● **PROBLEM DESCRIPTION**
Would you print all of the records below exactly, without skipping any?

Start of LISTED ENTRIES

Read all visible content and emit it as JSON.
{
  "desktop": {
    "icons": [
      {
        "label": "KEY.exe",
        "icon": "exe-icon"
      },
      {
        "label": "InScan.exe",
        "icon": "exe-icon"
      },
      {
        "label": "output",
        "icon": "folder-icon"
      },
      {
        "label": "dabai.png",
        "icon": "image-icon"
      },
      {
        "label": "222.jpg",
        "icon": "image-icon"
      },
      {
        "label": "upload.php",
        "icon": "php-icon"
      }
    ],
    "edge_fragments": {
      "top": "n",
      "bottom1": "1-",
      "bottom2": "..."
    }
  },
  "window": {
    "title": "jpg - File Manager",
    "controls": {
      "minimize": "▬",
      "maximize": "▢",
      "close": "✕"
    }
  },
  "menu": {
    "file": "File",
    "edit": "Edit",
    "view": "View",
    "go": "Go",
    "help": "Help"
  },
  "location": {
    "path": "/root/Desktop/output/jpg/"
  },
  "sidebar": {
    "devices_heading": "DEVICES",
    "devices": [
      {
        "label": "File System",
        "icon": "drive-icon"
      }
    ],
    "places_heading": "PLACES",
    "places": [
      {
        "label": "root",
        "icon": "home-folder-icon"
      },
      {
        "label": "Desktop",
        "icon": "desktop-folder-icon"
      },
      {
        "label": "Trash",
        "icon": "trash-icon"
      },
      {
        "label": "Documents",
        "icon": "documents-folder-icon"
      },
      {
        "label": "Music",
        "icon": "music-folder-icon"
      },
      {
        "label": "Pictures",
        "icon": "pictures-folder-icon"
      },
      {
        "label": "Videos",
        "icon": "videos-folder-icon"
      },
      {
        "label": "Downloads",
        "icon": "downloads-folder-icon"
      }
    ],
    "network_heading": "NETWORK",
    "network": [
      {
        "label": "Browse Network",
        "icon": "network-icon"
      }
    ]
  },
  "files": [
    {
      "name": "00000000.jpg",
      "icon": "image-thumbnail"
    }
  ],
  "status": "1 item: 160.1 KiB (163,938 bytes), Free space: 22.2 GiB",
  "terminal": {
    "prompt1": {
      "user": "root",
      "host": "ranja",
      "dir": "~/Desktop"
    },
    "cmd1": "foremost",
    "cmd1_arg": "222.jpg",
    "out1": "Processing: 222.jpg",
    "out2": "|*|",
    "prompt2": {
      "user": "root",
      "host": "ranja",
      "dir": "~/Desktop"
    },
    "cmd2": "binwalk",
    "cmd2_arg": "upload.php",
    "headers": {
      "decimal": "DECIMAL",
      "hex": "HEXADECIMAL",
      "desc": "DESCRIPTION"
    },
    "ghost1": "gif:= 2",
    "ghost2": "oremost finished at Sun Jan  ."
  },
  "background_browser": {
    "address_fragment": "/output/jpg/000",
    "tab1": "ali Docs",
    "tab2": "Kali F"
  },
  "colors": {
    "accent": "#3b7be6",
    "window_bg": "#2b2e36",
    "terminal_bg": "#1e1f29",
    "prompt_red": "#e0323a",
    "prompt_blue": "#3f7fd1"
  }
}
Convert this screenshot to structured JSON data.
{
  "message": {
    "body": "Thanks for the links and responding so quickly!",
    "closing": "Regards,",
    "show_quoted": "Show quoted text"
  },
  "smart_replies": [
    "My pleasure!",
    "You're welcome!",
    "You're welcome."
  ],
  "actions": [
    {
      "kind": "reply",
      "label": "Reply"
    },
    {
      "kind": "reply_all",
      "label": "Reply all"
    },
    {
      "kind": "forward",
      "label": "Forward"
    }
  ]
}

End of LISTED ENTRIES

● **ANSWER FOR THE TASK**
Read all visible content and emit it as JSON.
{
  "desktop": {
    "icons": [
      {
        "label": "KEY.exe",
        "icon": "exe-icon"
      },
      {
        "label": "InScan.exe",
        "icon": "exe-icon"
      },
      {
        "label": "output",
        "icon": "folder-icon"
      },
      {
        "label": "dabai.png",
        "icon": "image-icon"
      },
      {
        "label": "222.jpg",
        "icon": "image-icon"
      },
      {
        "label": "upload.php",
        "icon": "php-icon"
      }
    ],
    "edge_fragments": {
      "top": "n",
      "bottom1": "1-",
      "bottom2": "..."
    }
  },
  "window": {
    "title": "jpg - File Manager",
    "controls": {
      "minimize": "▬",
      "maximize": "▢",
      "close": "✕"
    }
  },
  "menu": {
    "file": "File",
    "edit": "Edit",
    "view": "View",
    "go": "Go",
    "help": "Help"
  },
  "location": {
    "path": "/root/Desktop/output/jpg/"
  },
  "sidebar": {
    "devices_heading": "DEVICES",
    "devices": [
      {
        "label": "File System",
        "icon": "drive-icon"
      }
    ],
    "places_heading": "PLACES",
    "places": [
      {
        "label": "root",
        "icon": "home-folder-icon"
      },
      {
        "label": "Desktop",
        "icon": "desktop-folder-icon"
      },
      {
        "label": "Trash",
        "icon": "trash-icon"
      },
      {
        "label": "Documents",
        "icon": "documents-folder-icon"
      },
      {
        "label": "Music",
        "icon": "music-folder-icon"
      },
      {
        "label": "Pictures",
        "icon": "pictures-folder-icon"
      },
      {
        "label": "Videos",
        "icon": "videos-folder-icon"
      },
      {
        "label": "Downloads",
        "icon": "downloads-folder-icon"
      }
    ],
    "network_heading": "NETWORK",
    "network": [
      {
        "label": "Browse Network",
        "icon": "network-icon"
      }
    ]
  },
  "files": [
    {
      "name": "00000000.jpg",
      "icon": "image-thumbnail"
    }
  ],
  "status": "1 item: 160.1 KiB (163,938 bytes), Free space: 22.2 GiB",
  "terminal": {
    "prompt1": {
      "user": "root",
      "host": "ranja",
      "dir": "~/Desktop"
    },
    "cmd1": "foremost",
    "cmd1_arg": "222.jpg",
    "out1": "Processing: 222.jpg",
    "out2": "|*|",
    "prompt2": {
      "user": "root",
      "host": "ranja",
      "dir": "~/Desktop"
    },
    "cmd2": "binwalk",
    "cmd2_arg": "upload.php",
    "headers": {
      "decimal": "DECIMAL",
      "hex": "HEXADECIMAL",
      "desc": "DESCRIPTION"
    },
    "ghost1": "gif:= 2",
    "ghost2": "oremost finished at Sun Jan  ."
  },
  "background_browser": {
    "address_fragment": "/output/jpg/000",
    "tab1": "ali Docs",
    "tab2": "Kali F"
  },
  "colors": {
    "accent": "#3b7be6",
    "window_bg": "#2b2e36",
    "terminal_bg": "#1e1f29",
    "prompt_red": "#e0323a",
    "prompt_blue": "#3f7fd1"
  }
}
Convert this screenshot to structured JSON data.
{
  "message": {
    "body": "Thanks for the links and responding so quickly!",
    "closing": "Regards,",
    "show_quoted": "Show quoted text"
  },
  "smart_replies": [
    "My pleasure!",
    "You're welcome!",
    "You're welcome."
  ],
  "actions": [
    {
      "kind": "reply",
      "label": "Reply"
    },
    {
      "kind": "reply_all",
      "label": "Reply all"
    },
    {
      "kind": "forward",
      "label": "Forward"
    }
  ]
}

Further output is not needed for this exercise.